Air Source Heat Pumps

Posted on: December 7, 2012

An air source heat pump, attached to a traditional forced air system, is very similar to attaching air conditioning to such a system. These are often called split systems since the air handler (i.e. large metal box containing a blower, heating or cooling elements) or furnace and evaporator coil are within the house while the condenser is outside. Both systems comprise of similar components: furnace or air handler, an inside coil, outside condenser and the piping connecting the two components. On heat pumps, the outside condenser incorporates a reversing valve, which reverses the flow of refrigerant and therefore reverses the movement of energy. In cooling mode, heat is moved from inside the home to the outside air thus lowering the inside air temperature. During heating, heat is extracted from the outside air and moved into the home thus raising the inside air temperature. Of course, it takes energy to move energy, however it takes much less than using the combustion process or electric resistance to produce heat. Geothermal systems do the same thing except energy is either moved into the ground or a body of water for cooling or energy is extracted from the ground or a body of water when in heating mode.

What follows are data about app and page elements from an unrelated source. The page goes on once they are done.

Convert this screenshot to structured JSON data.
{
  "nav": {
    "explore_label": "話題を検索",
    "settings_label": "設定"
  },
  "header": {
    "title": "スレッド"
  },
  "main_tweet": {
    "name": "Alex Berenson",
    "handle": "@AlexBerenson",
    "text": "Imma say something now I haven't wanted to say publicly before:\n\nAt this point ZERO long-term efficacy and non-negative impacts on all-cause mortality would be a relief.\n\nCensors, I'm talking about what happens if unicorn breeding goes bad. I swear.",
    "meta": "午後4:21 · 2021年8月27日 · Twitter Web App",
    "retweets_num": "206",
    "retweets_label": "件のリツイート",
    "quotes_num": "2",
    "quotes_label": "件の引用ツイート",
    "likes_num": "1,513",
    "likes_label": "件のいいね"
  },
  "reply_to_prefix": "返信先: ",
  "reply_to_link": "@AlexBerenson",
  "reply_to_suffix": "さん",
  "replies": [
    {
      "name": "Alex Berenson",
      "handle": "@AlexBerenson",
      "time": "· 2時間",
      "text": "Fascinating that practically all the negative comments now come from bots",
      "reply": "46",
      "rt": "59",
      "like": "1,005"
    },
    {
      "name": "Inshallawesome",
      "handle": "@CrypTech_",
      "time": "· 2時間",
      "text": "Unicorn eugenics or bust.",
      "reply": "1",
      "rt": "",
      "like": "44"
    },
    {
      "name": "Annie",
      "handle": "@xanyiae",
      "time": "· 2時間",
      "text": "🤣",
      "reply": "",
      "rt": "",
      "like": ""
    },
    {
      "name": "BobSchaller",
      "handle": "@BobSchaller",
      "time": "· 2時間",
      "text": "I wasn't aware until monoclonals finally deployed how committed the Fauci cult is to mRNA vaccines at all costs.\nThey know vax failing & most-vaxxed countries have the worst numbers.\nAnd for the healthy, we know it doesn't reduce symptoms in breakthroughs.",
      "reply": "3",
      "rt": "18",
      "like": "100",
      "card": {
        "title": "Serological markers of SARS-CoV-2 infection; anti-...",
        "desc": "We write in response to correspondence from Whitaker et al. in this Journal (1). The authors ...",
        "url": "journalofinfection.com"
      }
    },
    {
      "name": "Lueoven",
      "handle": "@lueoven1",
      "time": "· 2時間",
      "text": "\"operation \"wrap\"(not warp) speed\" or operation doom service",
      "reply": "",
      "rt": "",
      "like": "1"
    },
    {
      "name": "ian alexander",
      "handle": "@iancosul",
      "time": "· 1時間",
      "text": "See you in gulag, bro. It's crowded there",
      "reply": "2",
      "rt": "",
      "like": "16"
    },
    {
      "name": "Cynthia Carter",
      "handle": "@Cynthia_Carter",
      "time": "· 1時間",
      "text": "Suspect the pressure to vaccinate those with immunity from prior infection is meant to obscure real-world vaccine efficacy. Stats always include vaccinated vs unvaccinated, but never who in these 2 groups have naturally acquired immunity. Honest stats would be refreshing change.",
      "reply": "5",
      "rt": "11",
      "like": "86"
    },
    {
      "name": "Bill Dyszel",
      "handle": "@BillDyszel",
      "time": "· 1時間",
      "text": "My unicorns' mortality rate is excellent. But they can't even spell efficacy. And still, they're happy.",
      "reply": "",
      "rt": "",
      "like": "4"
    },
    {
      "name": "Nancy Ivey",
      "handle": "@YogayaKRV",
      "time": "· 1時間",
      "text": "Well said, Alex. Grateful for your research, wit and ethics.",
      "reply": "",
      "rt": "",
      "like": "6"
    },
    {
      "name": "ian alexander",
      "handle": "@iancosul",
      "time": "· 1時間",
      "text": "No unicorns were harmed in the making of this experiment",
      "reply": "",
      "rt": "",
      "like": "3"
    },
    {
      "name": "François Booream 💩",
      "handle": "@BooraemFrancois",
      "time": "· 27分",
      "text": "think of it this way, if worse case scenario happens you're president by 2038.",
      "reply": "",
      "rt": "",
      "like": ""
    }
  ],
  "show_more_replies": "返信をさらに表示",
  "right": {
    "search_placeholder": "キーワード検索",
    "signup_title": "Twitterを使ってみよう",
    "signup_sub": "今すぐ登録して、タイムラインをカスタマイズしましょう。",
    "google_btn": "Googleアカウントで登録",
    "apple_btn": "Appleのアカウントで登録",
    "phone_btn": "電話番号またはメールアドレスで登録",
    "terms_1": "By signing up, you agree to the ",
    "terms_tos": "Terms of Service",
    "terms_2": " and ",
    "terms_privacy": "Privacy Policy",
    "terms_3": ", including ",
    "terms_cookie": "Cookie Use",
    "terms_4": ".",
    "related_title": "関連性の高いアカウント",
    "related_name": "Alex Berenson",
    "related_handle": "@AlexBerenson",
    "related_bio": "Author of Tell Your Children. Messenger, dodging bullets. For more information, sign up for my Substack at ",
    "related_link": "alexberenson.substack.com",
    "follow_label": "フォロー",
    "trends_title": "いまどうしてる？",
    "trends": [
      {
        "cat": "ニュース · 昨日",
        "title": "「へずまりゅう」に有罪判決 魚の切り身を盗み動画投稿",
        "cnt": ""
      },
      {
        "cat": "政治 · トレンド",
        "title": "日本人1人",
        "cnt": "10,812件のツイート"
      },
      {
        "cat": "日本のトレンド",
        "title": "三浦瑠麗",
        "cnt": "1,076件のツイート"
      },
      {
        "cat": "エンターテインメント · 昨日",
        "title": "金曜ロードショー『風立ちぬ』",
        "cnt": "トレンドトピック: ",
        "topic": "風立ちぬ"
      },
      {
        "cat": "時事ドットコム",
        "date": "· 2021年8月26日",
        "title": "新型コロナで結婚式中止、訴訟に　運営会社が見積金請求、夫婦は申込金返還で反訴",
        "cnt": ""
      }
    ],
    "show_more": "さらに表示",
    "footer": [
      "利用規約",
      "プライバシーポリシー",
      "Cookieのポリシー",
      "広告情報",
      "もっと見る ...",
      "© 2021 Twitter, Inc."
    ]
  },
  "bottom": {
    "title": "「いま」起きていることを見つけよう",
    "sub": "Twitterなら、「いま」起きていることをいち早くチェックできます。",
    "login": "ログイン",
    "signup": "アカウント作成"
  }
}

Although air source heat pumps use virtually the same technology as ground source heat pumps (i.e. geothermal systems) they do not get the credit they deserve. In fact, currently the federal government provides a 30% tax credit with no upper limit for geothermal installations and no  incentives for air source heat pump systems. Luckily, in some states such as Montana, tax credits are available for either system. For example, installing a  geothermal system in Montana can qualify a married couple with up to a $1,500 tax credit where an air source heat pump can qualify a married couple for 25% of the installation cost with an upper limit of a $1,000 tax credit.

Due to the large capital investment required and the usage of a tax credit as the primary offset for this expenditure, it is often not financially beneficial for the average homeowner to install a geothermal system. However, there are many situations where people who can not financially swing the investment for a geothermal system, could benefit from the simple air source heat pump. Air source heat pumps can definitely reduce a user’s energy costs and carbon footprint.  For example, take an existing home with a conventional (properly sized) forced air system that utilizes propane and compare the retrofit of an air source heat pump vs. a ground source heat pump to the existing system.
Here are some of the specifics for this example:

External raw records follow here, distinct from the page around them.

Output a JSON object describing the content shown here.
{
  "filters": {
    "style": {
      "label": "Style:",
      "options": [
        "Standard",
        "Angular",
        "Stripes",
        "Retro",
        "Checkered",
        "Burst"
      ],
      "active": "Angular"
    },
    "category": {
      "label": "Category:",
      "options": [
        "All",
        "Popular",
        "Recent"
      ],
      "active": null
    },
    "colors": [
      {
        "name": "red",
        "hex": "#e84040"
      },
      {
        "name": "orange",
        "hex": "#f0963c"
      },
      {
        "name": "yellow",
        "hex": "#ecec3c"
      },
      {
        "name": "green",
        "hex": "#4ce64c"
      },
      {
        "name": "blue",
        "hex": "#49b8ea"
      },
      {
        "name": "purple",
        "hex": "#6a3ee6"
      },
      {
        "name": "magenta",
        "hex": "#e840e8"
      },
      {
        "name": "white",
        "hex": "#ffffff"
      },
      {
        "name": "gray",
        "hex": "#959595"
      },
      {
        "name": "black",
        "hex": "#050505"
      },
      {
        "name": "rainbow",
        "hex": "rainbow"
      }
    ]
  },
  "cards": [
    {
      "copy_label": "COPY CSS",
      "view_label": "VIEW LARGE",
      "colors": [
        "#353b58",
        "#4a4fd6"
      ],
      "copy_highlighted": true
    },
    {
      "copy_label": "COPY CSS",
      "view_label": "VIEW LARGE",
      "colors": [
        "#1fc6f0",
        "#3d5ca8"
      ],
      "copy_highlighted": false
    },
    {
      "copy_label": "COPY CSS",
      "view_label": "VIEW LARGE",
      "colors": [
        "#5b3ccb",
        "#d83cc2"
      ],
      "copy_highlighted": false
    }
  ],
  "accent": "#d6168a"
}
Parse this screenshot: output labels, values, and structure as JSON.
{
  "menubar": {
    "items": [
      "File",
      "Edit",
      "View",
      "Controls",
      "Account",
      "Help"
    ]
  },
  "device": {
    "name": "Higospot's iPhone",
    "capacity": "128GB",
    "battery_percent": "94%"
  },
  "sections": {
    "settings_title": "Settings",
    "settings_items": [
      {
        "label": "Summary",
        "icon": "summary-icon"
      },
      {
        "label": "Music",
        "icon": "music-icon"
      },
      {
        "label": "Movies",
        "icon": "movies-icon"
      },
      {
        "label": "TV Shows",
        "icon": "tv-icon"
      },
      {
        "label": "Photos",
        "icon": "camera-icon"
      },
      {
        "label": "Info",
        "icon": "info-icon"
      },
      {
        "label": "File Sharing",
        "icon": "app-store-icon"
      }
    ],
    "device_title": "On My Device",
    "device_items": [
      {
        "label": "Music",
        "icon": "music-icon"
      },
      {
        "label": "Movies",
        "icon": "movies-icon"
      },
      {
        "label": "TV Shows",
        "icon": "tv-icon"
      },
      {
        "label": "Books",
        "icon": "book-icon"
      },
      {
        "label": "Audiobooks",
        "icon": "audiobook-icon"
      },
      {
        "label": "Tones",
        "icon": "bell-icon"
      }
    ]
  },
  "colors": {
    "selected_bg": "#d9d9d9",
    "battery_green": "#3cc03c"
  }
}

  • Location Helena, MT for climate data
  • Cost of propane per gallon $2.16 (Energy Information Admin Rocky Mtn Region Feb 2011 Avg) cost of electricity $.105 per Killowatt-hour (Northwestern Energy Power Bill Jan 2012 Bozeman, MT)
  • Home design heating load 50,000 Btu/hr (approx. 1600 sf house)
  • Estimate to add 3 ton (36,000 Btu/hr) air source heat pump – 9.2 HSPF (Heating Seasonal Performance Factor) to existing 80% AFUE (Annual Fuel Utilization Efficiency)
  • Propane furnace $5,000 – cost when tax incentives mentioned above are applied $4,000
  • Estimate to add 3 ton (36,000 Btu/hr) ground source heat pump – 4.5 COP (Coefficient of Performance) $15,000 – cost when tax incentives mentioned above are applied $9,000
  • Annual heating cost before retrofit $3,261
  • Annual savings air source heat pump $1,562 (payback period approx 2-1/2 yrs utilizing tax incenctives)
  • Annual savings ground source heat pump $2,500 (payback period approx 3-1/2 yrs utilizing tax incentives)

As you can see the annual savings for a geothermal system is 1.7 times greater than the savings for an air source heat pump, however we are still able to reduce the energy costs using an air source heat pump by approximately 50%. When trying to attain cost savings, that’s a substantial number for a minimal investment. The payback period for this air source heat pump system is a little shorter than a geothermal system even though it does not qualify for the large federal tax credit available for geothermal systems. In some cases the main reason geothermal systems are able to compete with the air source heat pumps systems is due to the federal tax subsidy. Another item of concern is maintenance. As a mechanical contractor experienced in maintenance for both types of systems, I can say in my experience geothermal systems cost more to maintain and repair than an air source heat pump systems. The water side of geothermal systems is just more involved than the air side of air source heat pump systems, therefore geothermal systems inherently cost more when repairs are required. Although it is often overlooked, the repair and maintenance of these systems should not be ignored when selecting a system.

Both systems have their advantages and disadvantages. It is important to look at all the options and utilize what is best for your situation.

Mike Campbell is a mechanical engineer, master plumber, and owns a mechanical contracting firm.